The annual Manteca Historical Society Summer Barbecue Social, sponsored by the Manteca Historical Society, will be held Sunday, Sept. 27 at Spreckels Park. The afternoon features tri-tip, barbecued turkey, spaghetti, salad, watermelon, French bread and dessert. The cost is $15 per person. Tickets are available at the museum, 600 W. Yosemite Ave., from any board member, ticket chairperson Phyllis Abram, 239-0744 or at German Glas Werks.
The loss of much of Manteca Unified's home-to-school busing has shifted attention back to the city's ambitious program launched three years ago to address four miles of developed streets that lack sidewalks.
Musician Nina Maluhia performed on stage with the Audible Mosaic band featuring live acoustic soul and the spoken word at the Main Street Café Friday night. It was Nina's last scheduled performance in California before heading to Hawaii.
When California Gov. Jerry Brown announced unprecedented conservation measures last week, attention was quickly drawn to farmers, specifically those in the almond industry, who were accused of getting a "free pass" while the rest of the state is left dry.

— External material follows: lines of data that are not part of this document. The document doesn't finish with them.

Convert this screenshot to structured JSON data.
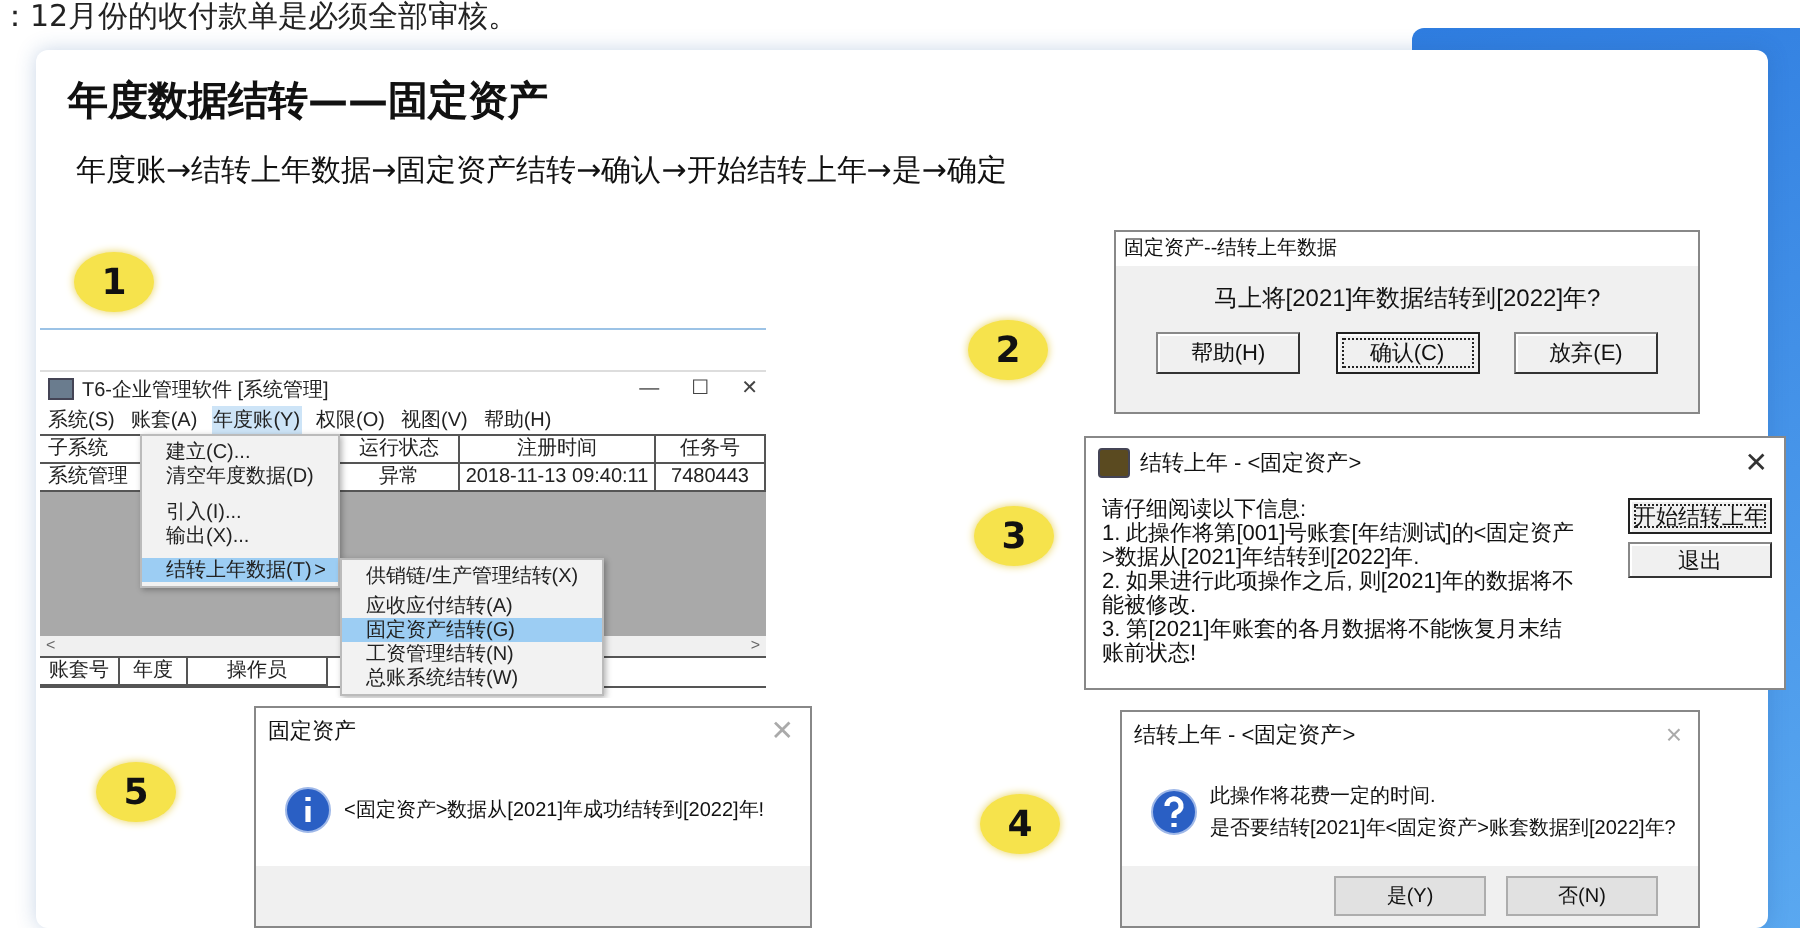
{
  "notice": "：12月份的收付款单是必须全部审核。",
  "slide": {
    "title": "年度数据结转——固定资产",
    "path": "年度账→结转上年数据→固定资产结转→确认→开始结转上年→是→确定"
  },
  "steps": [
    {
      "number": "1",
      "kind": "window",
      "title": "T6-企业管理软件 [系统管理]",
      "controls": [
        "—",
        "☐",
        "✕"
      ],
      "menubar": [
        {
          "label": "系统(S)",
          "selected": false
        },
        {
          "label": "账套(A)",
          "selected": false
        },
        {
          "label": "年度账(Y)",
          "selected": true
        },
        {
          "label": "权限(O)",
          "selected": false
        },
        {
          "label": "视图(V)",
          "selected": false
        },
        {
          "label": "帮助(H)",
          "selected": false
        }
      ],
      "table": {
        "columns": [
          "子系统",
          "运行状态",
          "注册时间",
          "任务号"
        ],
        "rows": [
          [
            "系统管理",
            "异常",
            "2018-11-13 09:40:11",
            "7480443"
          ]
        ]
      },
      "menu": [
        {
          "label": "建立(C)...",
          "selected": false
        },
        {
          "label": "清空年度数据(D)",
          "selected": false
        },
        {
          "label": "引入(I)...",
          "selected": false
        },
        {
          "label": "输出(X)...",
          "selected": false
        },
        {
          "label": "结转上年数据(T)",
          "selected": true,
          "arrow": ">"
        }
      ],
      "submenu": [
        {
          "label": "供销链/生产管理结转(X)",
          "selected": false
        },
        {
          "label": "应收应付结转(A)",
          "selected": false
        },
        {
          "label": "固定资产结转(G)",
          "selected": true
        },
        {
          "label": "工资管理结转(N)",
          "selected": false
        },
        {
          "label": "总账系统结转(W)",
          "selected": false
        }
      ],
      "scroll_marks": [
        "<",
        ">"
      ],
      "bottom_table": {
        "columns": [
          "账套号",
          "年度",
          "操作员"
        ]
      }
    },
    {
      "number": "2",
      "kind": "confirm-dialog",
      "title": "固定资产--结转上年数据",
      "lines": [
        "马上将[2021]年数据结转到[2022]年?"
      ],
      "buttons": [
        {
          "label": "帮助(H)",
          "focused": false
        },
        {
          "label": "确认(C)",
          "focused": true
        },
        {
          "label": "放弃(E)",
          "focused": false
        }
      ]
    },
    {
      "number": "3",
      "kind": "notice-dialog",
      "title": "结转上年 - <固定资产>",
      "close": "✕",
      "lines": [
        "请仔细阅读以下信息:",
        "1. 此操作将第[001]号账套[年结测试]的<固定资产>数据从[2021]年结转到[2022]年.",
        "2. 如果进行此项操作之后, 则[2021]年的数据将不能被修改.",
        "3. 第[2021]年账套的各月数据将不能恢复月末结账前状态!"
      ],
      "buttons": [
        {
          "label": "开始结转上年",
          "focused": true
        },
        {
          "label": "退出",
          "focused": false
        }
      ]
    },
    {
      "number": "5",
      "kind": "info-dialog",
      "title": "固定资产",
      "close": "✕",
      "lines": [
        "<固定资产>数据从[2021]年成功结转到[2022]年!"
      ]
    },
    {
      "number": "4",
      "kind": "question-dialog",
      "title": "结转上年 - <固定资产>",
      "close": "×",
      "lines": [
        "此操作将花费一定的时间.",
        "是否要结转[2021]年<固定资产>账套数据到[2022]年?"
      ],
      "buttons": [
        {
          "label": "是(Y)",
          "focused": false
        },
        {
          "label": "否(N)",
          "focused": false
        }
      ]
    }
  ]
}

Every church has a story. Manteca's churches are no exception. St. Anthony of Padua Catholic Church, for one, started as a small frame church that was built in 1916 on East Yosemite Avenue on a piece of land donated by the Bacigaloupi family. The first people to attend Masses at the church were Portuguese dairy farmers who came to this once dry and sandy area at the start of the irrigation district in 1909.

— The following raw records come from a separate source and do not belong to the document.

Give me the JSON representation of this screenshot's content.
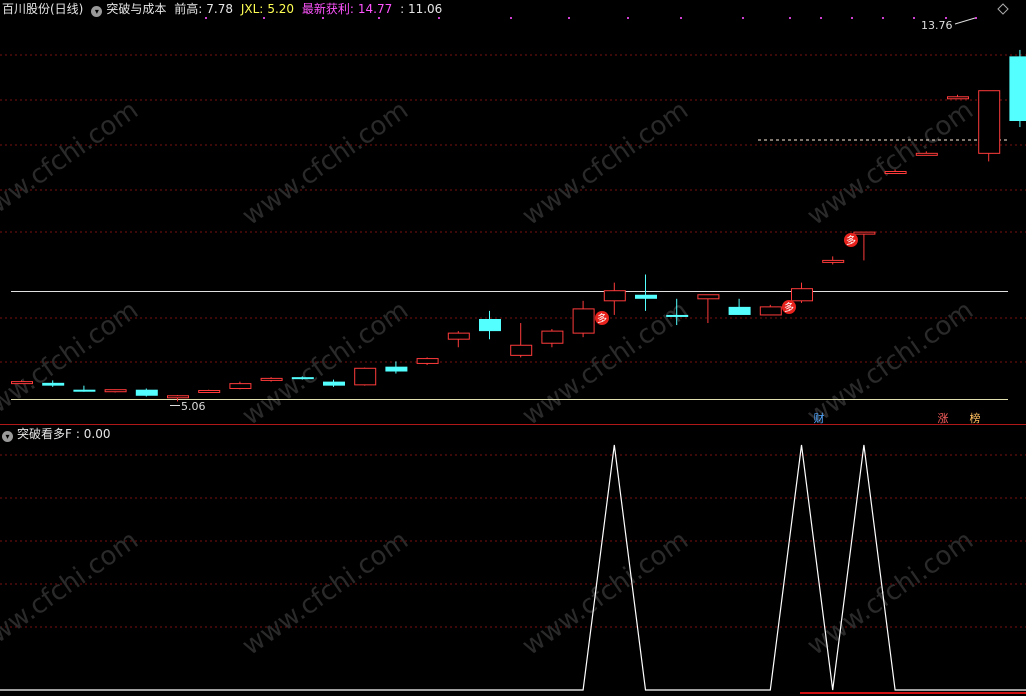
{
  "header": {
    "stock": "百川股份(日线)",
    "indicator": "突破与成本",
    "prev_high_label": "前高:",
    "prev_high_value": "7.78",
    "jxl_label": "JXL:",
    "jxl_value": "5.20",
    "latest_profit_label": "最新获利:",
    "latest_profit_value": "14.77",
    "extra_value": ": 11.06"
  },
  "indicator_header": {
    "name": "突破看多F",
    "value": ": 0.00"
  },
  "watermark": "www.cfchi.com",
  "colors": {
    "up": "#ff3b3b",
    "down": "#54ffff",
    "grid": "#7a1010",
    "level_line": "#e0e0e0",
    "low_line": "#e0e0b0",
    "indicator_line": "#ffffff",
    "marker_bg": "#e8231e"
  },
  "chart_data": [
    {
      "type": "candlestick",
      "title": "突破与成本",
      "levels": [
        {
          "name": "前高",
          "value": 7.78
        },
        {
          "name": "JXL",
          "value": 5.2
        }
      ],
      "ylim": [
        4.6,
        14.5
      ],
      "annotations": {
        "low_label": "5.06",
        "high_label": "13.76",
        "markers": [
          "多",
          "多",
          "多"
        ],
        "badges": [
          "财",
          "涨",
          "榜"
        ]
      },
      "candles": [
        {
          "o": 5.55,
          "h": 5.58,
          "l": 5.5,
          "c": 5.55
        },
        {
          "o": 5.52,
          "h": 5.58,
          "l": 5.42,
          "c": 5.45
        },
        {
          "o": 5.35,
          "h": 5.45,
          "l": 5.3,
          "c": 5.3
        },
        {
          "o": 5.3,
          "h": 5.36,
          "l": 5.28,
          "c": 5.35
        },
        {
          "o": 5.35,
          "h": 5.38,
          "l": 5.18,
          "c": 5.2
        },
        {
          "o": 5.15,
          "h": 5.22,
          "l": 5.06,
          "c": 5.2
        },
        {
          "o": 5.3,
          "h": 5.35,
          "l": 5.28,
          "c": 5.33
        },
        {
          "o": 5.38,
          "h": 5.55,
          "l": 5.36,
          "c": 5.5
        },
        {
          "o": 5.58,
          "h": 5.66,
          "l": 5.55,
          "c": 5.63
        },
        {
          "o": 5.66,
          "h": 5.68,
          "l": 5.6,
          "c": 5.62
        },
        {
          "o": 5.55,
          "h": 5.6,
          "l": 5.42,
          "c": 5.45
        },
        {
          "o": 5.47,
          "h": 5.9,
          "l": 5.45,
          "c": 5.88
        },
        {
          "o": 5.92,
          "h": 6.05,
          "l": 5.75,
          "c": 5.8
        },
        {
          "o": 6.0,
          "h": 6.15,
          "l": 5.96,
          "c": 6.12
        },
        {
          "o": 6.6,
          "h": 6.8,
          "l": 6.4,
          "c": 6.75
        },
        {
          "o": 7.1,
          "h": 7.3,
          "l": 6.6,
          "c": 6.8
        },
        {
          "o": 6.2,
          "h": 7.0,
          "l": 6.15,
          "c": 6.45
        },
        {
          "o": 6.5,
          "h": 6.85,
          "l": 6.4,
          "c": 6.8
        },
        {
          "o": 6.75,
          "h": 7.55,
          "l": 6.65,
          "c": 7.35
        },
        {
          "o": 7.55,
          "h": 8.0,
          "l": 7.2,
          "c": 7.8
        },
        {
          "o": 7.7,
          "h": 8.2,
          "l": 7.3,
          "c": 7.6
        },
        {
          "o": 7.2,
          "h": 7.6,
          "l": 6.95,
          "c": 7.17
        },
        {
          "o": 7.6,
          "h": 7.7,
          "l": 7.0,
          "c": 7.7
        },
        {
          "o": 7.4,
          "h": 7.6,
          "l": 7.3,
          "c": 7.2
        },
        {
          "o": 7.2,
          "h": 7.45,
          "l": 7.2,
          "c": 7.4
        },
        {
          "o": 7.55,
          "h": 8.0,
          "l": 7.5,
          "c": 7.85
        },
        {
          "o": 8.55,
          "h": 8.65,
          "l": 8.45,
          "c": 8.55
        },
        {
          "o": 9.25,
          "h": 9.25,
          "l": 8.55,
          "c": 9.25
        },
        {
          "o": 10.75,
          "h": 10.8,
          "l": 10.7,
          "c": 10.75
        },
        {
          "o": 11.2,
          "h": 11.25,
          "l": 11.15,
          "c": 11.2
        },
        {
          "o": 12.6,
          "h": 12.65,
          "l": 12.55,
          "c": 12.6
        },
        {
          "o": 11.2,
          "h": 12.6,
          "l": 11.0,
          "c": 12.75
        },
        {
          "o": 13.6,
          "h": 13.76,
          "l": 11.85,
          "c": 12.0
        },
        {
          "o": 13.15,
          "h": 13.25,
          "l": 11.8,
          "c": 12.25
        }
      ]
    },
    {
      "type": "line",
      "title": "突破看多F",
      "ylim": [
        0,
        1
      ],
      "values": [
        0,
        0,
        0,
        0,
        0,
        0,
        0,
        0,
        0,
        0,
        0,
        0,
        0,
        0,
        0,
        0,
        0,
        0,
        0,
        1,
        0,
        0,
        0,
        0,
        0,
        1,
        0,
        1,
        0,
        0,
        0,
        0,
        0,
        0
      ]
    }
  ]
}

It's kind of the ultimate irony – the need for a municipality to do everything it can to meet a bureaucratic deadline dealing with a 200-year-flood when California is in the middle of what could very easily become its worst drought on record.

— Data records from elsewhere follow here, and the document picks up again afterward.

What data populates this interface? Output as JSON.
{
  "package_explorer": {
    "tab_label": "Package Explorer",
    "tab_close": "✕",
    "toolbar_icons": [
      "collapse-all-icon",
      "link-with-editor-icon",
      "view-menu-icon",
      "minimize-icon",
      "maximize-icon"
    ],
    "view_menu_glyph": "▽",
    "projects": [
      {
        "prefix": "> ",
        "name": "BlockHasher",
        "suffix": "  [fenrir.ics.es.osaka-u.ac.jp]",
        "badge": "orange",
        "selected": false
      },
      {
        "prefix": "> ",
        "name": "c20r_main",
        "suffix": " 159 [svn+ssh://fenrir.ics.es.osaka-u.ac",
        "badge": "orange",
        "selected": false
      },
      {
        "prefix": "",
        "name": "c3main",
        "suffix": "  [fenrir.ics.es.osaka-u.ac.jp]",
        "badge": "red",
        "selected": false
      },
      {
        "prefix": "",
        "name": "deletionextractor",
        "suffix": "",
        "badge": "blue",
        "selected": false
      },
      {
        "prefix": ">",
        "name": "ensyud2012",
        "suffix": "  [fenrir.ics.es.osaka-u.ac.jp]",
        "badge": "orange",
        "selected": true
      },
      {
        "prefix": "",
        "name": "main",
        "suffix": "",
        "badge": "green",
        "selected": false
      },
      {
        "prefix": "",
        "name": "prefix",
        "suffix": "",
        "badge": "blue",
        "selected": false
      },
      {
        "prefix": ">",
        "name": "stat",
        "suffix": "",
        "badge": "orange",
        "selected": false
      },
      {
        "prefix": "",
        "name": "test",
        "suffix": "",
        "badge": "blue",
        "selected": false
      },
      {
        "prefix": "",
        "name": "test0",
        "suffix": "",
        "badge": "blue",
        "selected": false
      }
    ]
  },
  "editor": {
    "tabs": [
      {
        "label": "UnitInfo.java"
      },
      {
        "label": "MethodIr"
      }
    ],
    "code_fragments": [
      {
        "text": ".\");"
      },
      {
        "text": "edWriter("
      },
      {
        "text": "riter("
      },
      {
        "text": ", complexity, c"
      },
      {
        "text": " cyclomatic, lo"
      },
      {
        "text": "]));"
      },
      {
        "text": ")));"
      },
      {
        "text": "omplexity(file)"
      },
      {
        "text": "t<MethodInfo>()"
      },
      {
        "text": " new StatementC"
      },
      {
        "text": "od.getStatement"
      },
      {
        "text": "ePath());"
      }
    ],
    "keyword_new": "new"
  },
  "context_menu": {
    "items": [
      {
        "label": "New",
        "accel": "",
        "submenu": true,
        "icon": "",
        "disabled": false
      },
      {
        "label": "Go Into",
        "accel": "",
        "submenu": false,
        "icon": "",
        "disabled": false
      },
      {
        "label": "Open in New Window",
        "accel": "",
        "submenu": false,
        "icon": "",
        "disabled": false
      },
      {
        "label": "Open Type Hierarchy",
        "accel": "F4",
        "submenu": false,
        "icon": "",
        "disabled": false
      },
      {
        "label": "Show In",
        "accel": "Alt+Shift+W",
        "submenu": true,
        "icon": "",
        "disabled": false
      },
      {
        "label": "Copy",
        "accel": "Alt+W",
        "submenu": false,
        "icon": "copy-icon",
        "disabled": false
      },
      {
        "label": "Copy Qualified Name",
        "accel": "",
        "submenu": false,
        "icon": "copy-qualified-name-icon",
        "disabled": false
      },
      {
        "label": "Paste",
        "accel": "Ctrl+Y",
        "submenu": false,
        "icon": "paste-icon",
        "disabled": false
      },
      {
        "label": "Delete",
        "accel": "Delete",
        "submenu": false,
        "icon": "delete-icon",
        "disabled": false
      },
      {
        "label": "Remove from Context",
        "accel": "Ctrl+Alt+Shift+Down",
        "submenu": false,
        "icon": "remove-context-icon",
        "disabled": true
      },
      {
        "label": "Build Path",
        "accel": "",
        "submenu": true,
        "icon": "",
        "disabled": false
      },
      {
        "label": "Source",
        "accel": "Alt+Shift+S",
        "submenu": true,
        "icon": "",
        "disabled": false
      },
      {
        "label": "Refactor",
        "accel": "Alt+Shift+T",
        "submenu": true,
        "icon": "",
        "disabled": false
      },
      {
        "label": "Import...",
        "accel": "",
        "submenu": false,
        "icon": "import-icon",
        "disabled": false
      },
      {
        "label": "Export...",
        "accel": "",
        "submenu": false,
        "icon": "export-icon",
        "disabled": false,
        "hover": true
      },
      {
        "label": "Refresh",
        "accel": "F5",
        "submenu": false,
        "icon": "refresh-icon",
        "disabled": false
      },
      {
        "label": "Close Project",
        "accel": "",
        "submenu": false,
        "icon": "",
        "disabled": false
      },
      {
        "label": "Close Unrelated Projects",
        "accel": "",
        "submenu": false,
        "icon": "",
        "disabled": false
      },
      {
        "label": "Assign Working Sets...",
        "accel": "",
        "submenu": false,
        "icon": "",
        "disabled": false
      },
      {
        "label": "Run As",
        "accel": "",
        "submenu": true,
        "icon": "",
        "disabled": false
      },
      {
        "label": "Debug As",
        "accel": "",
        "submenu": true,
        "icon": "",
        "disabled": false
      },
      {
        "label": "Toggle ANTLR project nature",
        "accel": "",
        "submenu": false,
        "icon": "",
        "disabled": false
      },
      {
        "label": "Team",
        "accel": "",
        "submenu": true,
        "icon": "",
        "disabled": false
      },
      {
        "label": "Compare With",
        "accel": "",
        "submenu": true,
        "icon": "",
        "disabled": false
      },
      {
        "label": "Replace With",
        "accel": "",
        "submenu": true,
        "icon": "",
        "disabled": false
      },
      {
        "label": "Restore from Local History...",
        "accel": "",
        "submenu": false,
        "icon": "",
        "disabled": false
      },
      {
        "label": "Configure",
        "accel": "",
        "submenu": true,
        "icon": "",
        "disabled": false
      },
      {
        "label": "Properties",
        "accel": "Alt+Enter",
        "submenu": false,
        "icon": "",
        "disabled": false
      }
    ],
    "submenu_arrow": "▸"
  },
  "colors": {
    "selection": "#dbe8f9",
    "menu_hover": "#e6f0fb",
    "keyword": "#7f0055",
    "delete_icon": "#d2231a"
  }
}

Correspondence between the National Marine Fisheries Service and Congressman Jeff Denham's office shows the Bureau of Reclamation wants to flush as much as 15,000 acre feet of water down the Stanislaus River in order to "save" six fish.